── SOURCE RECORDS

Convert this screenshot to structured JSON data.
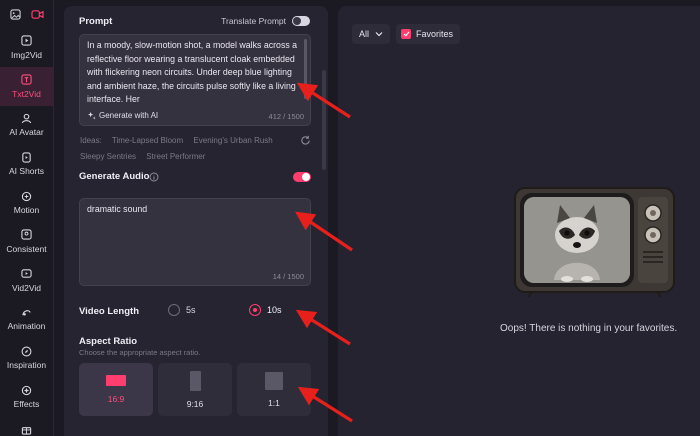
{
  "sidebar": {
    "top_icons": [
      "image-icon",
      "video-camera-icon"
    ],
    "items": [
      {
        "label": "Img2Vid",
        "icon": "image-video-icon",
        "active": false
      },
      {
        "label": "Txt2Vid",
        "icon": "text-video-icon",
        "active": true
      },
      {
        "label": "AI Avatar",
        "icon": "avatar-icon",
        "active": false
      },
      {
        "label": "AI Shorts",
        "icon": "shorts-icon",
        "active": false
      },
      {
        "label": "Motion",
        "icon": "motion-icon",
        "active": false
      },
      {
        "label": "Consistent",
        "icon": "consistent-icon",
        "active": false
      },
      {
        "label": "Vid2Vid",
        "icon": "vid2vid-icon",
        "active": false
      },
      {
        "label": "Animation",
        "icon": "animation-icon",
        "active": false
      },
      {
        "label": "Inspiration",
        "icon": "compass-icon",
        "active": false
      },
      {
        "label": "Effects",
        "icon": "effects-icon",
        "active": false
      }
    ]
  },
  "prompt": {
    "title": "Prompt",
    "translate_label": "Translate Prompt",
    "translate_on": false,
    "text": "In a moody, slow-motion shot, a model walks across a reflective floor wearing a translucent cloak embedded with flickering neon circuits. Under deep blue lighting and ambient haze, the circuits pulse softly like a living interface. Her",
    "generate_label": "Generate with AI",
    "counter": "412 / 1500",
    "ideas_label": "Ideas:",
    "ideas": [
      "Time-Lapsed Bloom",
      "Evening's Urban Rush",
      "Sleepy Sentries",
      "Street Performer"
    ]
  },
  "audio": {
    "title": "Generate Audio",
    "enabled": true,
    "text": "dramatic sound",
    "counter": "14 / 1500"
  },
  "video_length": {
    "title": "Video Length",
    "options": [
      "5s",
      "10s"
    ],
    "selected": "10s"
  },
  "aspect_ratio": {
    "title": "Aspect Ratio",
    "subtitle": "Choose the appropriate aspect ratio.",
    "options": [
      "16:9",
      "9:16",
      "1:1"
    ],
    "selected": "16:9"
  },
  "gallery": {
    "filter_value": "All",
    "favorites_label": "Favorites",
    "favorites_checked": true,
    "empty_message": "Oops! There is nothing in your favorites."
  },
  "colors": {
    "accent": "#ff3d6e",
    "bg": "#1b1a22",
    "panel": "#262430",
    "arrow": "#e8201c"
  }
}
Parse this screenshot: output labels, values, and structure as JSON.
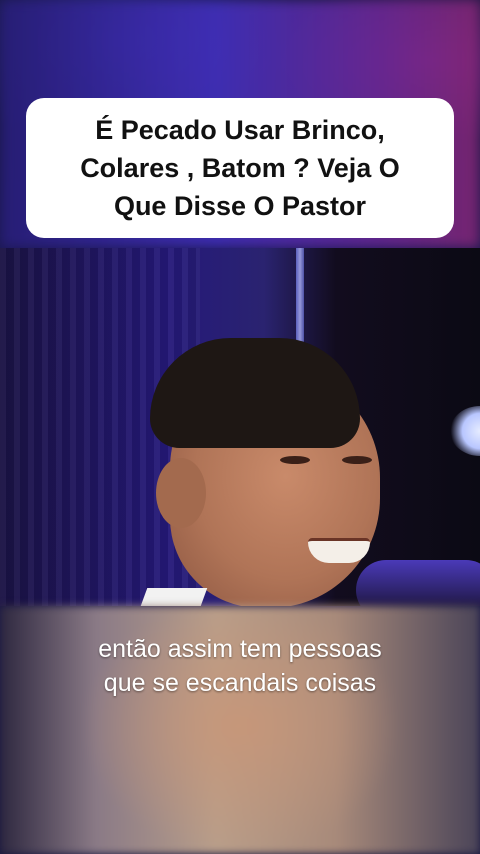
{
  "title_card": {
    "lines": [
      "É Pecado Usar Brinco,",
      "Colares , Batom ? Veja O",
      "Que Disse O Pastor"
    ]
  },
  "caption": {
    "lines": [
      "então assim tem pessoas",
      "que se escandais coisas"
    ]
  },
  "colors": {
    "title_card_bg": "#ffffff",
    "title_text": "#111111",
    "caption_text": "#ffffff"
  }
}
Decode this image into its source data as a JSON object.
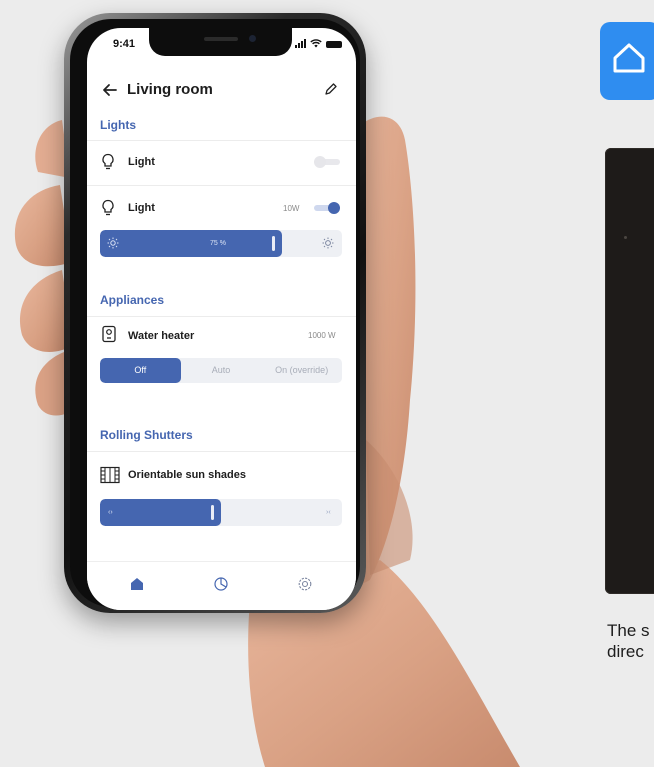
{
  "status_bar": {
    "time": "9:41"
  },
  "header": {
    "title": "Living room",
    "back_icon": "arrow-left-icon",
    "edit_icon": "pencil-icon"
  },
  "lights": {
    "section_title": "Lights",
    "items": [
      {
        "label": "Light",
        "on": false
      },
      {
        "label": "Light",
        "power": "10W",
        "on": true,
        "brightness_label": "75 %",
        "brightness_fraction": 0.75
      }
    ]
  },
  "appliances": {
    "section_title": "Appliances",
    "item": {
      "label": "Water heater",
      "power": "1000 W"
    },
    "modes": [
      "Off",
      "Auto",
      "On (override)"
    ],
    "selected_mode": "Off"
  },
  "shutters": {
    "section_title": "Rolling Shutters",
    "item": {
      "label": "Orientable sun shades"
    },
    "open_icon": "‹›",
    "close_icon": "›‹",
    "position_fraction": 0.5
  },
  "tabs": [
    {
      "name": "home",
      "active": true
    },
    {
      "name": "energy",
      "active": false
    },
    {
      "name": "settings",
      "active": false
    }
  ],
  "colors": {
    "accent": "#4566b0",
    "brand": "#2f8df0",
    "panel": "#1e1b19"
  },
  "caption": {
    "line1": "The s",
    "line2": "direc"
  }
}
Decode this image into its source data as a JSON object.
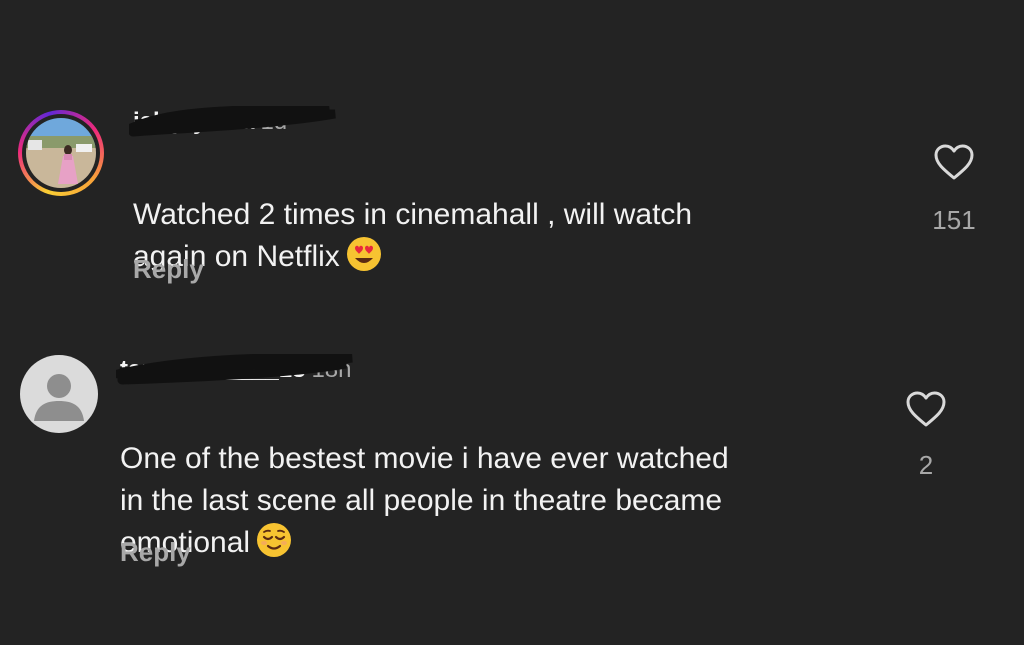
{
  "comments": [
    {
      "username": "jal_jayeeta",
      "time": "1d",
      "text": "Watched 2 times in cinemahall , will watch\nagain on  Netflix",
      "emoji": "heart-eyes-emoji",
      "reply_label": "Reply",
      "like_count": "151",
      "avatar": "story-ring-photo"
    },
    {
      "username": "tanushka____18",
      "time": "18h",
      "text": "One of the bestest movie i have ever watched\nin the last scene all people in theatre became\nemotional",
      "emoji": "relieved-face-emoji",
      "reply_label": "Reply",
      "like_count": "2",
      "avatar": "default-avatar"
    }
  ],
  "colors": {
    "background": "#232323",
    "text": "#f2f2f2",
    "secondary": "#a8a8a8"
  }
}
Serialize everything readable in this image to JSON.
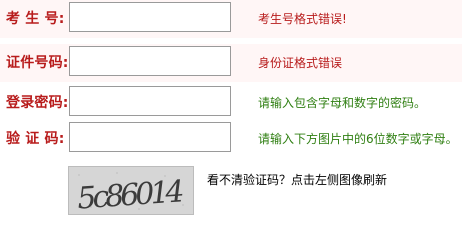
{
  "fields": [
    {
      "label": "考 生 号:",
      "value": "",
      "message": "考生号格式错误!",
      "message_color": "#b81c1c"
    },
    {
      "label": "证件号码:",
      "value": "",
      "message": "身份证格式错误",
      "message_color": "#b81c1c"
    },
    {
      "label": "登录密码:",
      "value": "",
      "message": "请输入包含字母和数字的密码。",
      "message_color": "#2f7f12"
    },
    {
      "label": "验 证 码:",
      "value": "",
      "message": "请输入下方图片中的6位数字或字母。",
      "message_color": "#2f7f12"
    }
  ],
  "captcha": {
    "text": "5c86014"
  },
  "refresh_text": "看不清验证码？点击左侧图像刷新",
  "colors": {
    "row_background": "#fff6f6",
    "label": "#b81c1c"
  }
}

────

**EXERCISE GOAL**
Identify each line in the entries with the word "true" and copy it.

**EXERCISE OUTPUT**
        "active": true
    "enabled": true,
    "favorites_checked": true,
        "on": true,
      "active": true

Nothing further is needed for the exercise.